Your objective:
Copy every line that holds the string "address" from the data below.

Data supplied:

>>>

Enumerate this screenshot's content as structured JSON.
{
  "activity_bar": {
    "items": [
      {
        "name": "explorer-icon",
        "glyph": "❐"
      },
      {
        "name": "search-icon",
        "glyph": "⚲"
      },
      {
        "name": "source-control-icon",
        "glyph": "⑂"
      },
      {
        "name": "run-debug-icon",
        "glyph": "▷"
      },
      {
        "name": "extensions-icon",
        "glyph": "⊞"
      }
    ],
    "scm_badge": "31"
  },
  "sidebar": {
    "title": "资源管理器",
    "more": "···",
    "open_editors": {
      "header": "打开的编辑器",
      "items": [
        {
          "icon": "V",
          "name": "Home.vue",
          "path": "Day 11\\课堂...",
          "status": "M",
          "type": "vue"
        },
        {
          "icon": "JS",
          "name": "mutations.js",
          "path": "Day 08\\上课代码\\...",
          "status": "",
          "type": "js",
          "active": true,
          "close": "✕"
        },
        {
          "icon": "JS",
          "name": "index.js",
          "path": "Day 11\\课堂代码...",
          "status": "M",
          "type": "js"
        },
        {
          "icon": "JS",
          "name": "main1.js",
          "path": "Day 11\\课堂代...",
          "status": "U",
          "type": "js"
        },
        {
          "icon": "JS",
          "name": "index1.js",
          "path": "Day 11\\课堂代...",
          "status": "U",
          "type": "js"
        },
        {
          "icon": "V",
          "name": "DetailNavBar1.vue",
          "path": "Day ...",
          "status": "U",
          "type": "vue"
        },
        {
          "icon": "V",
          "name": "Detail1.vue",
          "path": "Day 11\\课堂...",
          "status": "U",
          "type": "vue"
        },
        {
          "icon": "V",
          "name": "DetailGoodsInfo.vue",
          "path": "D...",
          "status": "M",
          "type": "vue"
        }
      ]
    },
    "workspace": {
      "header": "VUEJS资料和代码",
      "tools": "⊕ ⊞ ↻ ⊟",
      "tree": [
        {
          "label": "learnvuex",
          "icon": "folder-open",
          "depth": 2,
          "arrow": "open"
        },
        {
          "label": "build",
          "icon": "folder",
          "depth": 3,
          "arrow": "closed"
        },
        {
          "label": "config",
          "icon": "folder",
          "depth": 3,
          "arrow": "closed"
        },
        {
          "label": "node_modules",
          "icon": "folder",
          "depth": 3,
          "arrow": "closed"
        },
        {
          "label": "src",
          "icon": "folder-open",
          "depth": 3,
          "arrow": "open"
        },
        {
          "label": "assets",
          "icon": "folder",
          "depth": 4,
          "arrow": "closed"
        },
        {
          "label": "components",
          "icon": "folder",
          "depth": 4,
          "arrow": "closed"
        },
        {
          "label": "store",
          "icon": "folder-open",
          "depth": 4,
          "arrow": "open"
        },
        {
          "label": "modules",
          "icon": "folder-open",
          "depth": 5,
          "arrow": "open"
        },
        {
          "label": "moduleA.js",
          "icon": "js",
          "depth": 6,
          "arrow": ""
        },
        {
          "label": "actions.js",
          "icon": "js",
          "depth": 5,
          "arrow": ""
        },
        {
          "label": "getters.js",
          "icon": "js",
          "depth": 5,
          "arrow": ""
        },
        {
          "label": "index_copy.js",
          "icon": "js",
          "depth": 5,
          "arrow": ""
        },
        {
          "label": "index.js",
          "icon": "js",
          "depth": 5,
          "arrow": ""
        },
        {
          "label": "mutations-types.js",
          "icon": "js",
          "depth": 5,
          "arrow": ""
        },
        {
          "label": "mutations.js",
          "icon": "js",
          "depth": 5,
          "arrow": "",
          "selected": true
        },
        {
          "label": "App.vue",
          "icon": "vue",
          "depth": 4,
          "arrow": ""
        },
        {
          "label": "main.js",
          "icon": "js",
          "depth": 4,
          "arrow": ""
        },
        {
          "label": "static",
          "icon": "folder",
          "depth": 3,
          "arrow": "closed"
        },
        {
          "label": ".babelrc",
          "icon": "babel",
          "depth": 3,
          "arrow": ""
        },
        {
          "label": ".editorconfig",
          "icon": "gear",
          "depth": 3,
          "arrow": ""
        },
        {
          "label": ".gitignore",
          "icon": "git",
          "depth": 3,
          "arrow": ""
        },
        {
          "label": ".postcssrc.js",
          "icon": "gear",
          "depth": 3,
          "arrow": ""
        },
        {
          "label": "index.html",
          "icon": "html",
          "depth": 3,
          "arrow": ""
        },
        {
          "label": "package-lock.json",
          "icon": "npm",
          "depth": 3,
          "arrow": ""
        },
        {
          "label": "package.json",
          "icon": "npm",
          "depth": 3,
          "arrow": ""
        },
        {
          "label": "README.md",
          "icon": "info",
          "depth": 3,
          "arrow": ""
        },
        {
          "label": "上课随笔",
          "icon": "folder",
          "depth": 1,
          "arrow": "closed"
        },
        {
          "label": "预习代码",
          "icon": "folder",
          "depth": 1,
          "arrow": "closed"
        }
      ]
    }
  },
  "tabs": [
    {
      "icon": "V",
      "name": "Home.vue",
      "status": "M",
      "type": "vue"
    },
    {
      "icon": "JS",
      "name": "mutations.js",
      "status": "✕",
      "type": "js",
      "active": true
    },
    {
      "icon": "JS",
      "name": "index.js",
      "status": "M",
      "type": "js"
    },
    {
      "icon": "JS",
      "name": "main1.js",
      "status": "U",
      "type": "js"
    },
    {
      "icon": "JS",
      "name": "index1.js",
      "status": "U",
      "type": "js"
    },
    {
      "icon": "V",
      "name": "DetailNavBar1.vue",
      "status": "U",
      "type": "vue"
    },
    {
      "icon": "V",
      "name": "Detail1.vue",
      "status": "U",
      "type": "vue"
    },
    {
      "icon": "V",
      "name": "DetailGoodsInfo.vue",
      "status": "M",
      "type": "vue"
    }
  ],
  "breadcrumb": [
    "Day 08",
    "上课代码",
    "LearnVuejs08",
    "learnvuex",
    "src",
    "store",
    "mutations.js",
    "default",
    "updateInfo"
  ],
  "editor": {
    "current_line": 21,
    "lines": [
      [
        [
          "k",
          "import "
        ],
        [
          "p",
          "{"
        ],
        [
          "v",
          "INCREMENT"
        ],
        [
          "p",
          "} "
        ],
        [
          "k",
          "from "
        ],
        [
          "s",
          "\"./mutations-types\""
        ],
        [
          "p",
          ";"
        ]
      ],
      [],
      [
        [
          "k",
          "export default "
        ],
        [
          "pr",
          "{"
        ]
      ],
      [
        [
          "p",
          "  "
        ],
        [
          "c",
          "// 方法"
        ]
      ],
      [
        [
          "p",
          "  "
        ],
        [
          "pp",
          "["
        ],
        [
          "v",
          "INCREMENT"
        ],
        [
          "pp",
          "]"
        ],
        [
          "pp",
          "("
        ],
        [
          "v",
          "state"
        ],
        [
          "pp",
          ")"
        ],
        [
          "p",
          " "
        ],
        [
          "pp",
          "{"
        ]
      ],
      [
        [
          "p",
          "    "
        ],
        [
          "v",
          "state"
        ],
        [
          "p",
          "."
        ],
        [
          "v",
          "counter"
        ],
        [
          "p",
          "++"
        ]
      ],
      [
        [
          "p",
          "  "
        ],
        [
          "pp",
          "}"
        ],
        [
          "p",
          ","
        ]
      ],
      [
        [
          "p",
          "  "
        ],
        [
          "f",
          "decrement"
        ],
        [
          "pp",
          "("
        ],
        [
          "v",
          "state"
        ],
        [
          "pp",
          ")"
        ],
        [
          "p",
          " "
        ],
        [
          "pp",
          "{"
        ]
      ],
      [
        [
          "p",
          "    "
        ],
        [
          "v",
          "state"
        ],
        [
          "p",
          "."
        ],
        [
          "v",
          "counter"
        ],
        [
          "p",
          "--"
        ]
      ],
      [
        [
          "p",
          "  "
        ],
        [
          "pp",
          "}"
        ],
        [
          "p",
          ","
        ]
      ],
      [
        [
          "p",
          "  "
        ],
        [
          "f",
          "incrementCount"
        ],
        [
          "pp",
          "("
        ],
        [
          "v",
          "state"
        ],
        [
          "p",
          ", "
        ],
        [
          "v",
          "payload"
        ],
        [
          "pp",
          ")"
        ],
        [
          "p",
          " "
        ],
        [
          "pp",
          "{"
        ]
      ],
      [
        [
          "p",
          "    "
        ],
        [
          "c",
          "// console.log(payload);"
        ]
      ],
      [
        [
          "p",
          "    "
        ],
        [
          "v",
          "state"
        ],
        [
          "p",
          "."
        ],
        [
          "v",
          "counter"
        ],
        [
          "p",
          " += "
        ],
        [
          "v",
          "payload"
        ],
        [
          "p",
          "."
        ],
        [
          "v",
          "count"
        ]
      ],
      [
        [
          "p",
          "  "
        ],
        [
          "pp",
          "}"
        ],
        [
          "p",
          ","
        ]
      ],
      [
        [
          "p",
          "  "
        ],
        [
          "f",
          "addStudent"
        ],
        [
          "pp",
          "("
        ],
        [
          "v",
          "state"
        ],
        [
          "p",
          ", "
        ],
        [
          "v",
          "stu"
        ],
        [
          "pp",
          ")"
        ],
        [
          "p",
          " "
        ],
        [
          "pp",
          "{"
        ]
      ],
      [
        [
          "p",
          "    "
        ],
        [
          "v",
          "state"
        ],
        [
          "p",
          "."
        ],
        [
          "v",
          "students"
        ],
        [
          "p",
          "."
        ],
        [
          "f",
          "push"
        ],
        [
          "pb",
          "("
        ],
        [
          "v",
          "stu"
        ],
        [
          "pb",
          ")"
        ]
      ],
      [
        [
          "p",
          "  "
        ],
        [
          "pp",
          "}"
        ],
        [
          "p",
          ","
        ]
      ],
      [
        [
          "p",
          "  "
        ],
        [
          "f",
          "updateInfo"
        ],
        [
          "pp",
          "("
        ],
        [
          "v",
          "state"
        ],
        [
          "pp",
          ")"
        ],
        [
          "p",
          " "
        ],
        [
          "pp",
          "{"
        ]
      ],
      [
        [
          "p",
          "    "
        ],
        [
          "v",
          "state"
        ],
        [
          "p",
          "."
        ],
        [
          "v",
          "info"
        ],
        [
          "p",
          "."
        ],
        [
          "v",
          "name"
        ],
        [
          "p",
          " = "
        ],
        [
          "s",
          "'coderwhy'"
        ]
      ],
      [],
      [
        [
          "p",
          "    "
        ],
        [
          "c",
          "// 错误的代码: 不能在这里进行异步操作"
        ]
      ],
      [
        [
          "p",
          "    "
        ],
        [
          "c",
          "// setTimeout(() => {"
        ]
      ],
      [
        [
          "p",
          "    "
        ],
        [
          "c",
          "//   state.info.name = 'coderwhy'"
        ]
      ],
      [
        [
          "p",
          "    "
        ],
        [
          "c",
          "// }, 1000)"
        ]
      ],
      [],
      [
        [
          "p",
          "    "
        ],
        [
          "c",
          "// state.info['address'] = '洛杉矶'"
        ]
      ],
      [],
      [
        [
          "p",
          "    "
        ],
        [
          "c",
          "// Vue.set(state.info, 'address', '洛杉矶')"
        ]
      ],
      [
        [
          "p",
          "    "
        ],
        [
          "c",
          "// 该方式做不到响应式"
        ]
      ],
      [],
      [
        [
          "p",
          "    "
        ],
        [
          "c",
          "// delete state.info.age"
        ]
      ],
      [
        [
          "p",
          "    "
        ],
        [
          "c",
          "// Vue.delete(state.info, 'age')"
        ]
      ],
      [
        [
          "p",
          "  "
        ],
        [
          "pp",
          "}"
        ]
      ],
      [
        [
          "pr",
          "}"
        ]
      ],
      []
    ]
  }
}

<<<

Output of the task:
          "// state.info['address'] = '洛杉矶'"
          "// Vue.set(state.info, 'address', '洛杉矶')"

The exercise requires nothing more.